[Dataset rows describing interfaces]
____

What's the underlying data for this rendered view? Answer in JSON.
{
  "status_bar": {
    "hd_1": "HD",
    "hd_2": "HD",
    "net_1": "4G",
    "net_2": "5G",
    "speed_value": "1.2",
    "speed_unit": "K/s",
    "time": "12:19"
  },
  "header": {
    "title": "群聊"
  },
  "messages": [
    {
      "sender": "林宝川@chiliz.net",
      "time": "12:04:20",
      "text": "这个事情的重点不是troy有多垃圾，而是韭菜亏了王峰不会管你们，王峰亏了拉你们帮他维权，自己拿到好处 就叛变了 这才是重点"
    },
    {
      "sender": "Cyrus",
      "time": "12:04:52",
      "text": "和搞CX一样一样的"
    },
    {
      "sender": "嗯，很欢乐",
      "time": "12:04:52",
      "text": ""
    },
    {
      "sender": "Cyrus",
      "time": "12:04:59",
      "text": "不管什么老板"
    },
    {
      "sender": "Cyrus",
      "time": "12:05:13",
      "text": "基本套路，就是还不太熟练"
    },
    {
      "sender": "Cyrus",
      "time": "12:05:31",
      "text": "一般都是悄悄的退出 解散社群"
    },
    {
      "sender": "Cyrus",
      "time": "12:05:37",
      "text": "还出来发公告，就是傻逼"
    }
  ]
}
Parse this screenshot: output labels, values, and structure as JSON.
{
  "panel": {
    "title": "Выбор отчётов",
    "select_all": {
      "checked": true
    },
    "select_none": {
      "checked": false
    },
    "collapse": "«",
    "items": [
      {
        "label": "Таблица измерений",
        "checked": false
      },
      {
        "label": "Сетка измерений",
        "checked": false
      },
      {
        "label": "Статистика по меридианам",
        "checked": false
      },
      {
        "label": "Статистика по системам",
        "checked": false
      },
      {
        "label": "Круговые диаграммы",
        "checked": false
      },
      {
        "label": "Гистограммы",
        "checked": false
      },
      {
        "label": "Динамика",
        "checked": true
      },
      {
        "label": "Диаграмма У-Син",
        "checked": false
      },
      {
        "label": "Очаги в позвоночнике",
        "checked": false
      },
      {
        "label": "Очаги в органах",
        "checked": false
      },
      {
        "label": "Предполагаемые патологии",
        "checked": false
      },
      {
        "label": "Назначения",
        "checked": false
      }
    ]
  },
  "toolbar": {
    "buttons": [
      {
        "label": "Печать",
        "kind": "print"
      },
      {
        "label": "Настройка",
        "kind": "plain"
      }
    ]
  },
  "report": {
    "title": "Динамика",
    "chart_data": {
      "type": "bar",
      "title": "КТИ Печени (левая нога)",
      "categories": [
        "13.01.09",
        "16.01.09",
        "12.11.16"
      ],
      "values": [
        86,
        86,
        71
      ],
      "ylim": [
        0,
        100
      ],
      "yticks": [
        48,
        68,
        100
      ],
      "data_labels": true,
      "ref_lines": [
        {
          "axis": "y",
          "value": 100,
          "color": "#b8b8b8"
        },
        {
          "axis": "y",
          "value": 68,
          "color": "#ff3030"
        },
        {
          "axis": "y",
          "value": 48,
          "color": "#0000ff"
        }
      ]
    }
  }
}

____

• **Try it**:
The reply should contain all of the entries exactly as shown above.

• **Response area**:
What's the underlying data for this rendered view? Answer in JSON.
{
  "status_bar": {
    "hd_1": "HD",
    "hd_2": "HD",
    "net_1": "4G",
    "net_2": "5G",
    "speed_value": "1.2",
    "speed_unit": "K/s",
    "time": "12:19"
  },
  "header": {
    "title": "群聊"
  },
  "messages": [
    {
      "sender": "林宝川@chiliz.net",
      "time": "12:04:20",
      "text": "这个事情的重点不是troy有多垃圾，而是韭菜亏了王峰不会管你们，王峰亏了拉你们帮他维权，自己拿到好处 就叛变了 这才是重点"
    },
    {
      "sender": "Cyrus",
      "time": "12:04:52",
      "text": "和搞CX一样一样的"
    },
    {
      "sender": "嗯，很欢乐",
      "time": "12:04:52",
      "text": ""
    },
    {
      "sender": "Cyrus",
      "time": "12:04:59",
      "text": "不管什么老板"
    },
    {
      "sender": "Cyrus",
      "time": "12:05:13",
      "text": "基本套路，就是还不太熟练"
    },
    {
      "sender": "Cyrus",
      "time": "12:05:31",
      "text": "一般都是悄悄的退出 解散社群"
    },
    {
      "sender": "Cyrus",
      "time": "12:05:37",
      "text": "还出来发公告，就是傻逼"
    }
  ]
}
Parse this screenshot: output labels, values, and structure as JSON.
{
  "panel": {
    "title": "Выбор отчётов",
    "select_all": {
      "checked": true
    },
    "select_none": {
      "checked": false
    },
    "collapse": "«",
    "items": [
      {
        "label": "Таблица измерений",
        "checked": false
      },
      {
        "label": "Сетка измерений",
        "checked": false
      },
      {
        "label": "Статистика по меридианам",
        "checked": false
      },
      {
        "label": "Статистика по системам",
        "checked": false
      },
      {
        "label": "Круговые диаграммы",
        "checked": false
      },
      {
        "label": "Гистограммы",
        "checked": false
      },
      {
        "label": "Динамика",
        "checked": true
      },
      {
        "label": "Диаграмма У-Син",
        "checked": false
      },
      {
        "label": "Очаги в позвоночнике",
        "checked": false
      },
      {
        "label": "Очаги в органах",
        "checked": false
      },
      {
        "label": "Предполагаемые патологии",
        "checked": false
      },
      {
        "label": "Назначения",
        "checked": false
      }
    ]
  },
  "toolbar": {
    "buttons": [
      {
        "label": "Печать",
        "kind": "print"
      },
      {
        "label": "Настройка",
        "kind": "plain"
      }
    ]
  },
  "report": {
    "title": "Динамика",
    "chart_data": {
      "type": "bar",
      "title": "КТИ Печени (левая нога)",
      "categories": [
        "13.01.09",
        "16.01.09",
        "12.11.16"
      ],
      "values": [
        86,
        86,
        71
      ],
      "ylim": [
        0,
        100
      ],
      "yticks": [
        48,
        68,
        100
      ],
      "data_labels": true,
      "ref_lines": [
        {
          "axis": "y",
          "value": 100,
          "color": "#b8b8b8"
        },
        {
          "axis": "y",
          "value": 68,
          "color": "#ff3030"
        },
        {
          "axis": "y",
          "value": 48,
          "color": "#0000ff"
        }
      ]
    }
  }
}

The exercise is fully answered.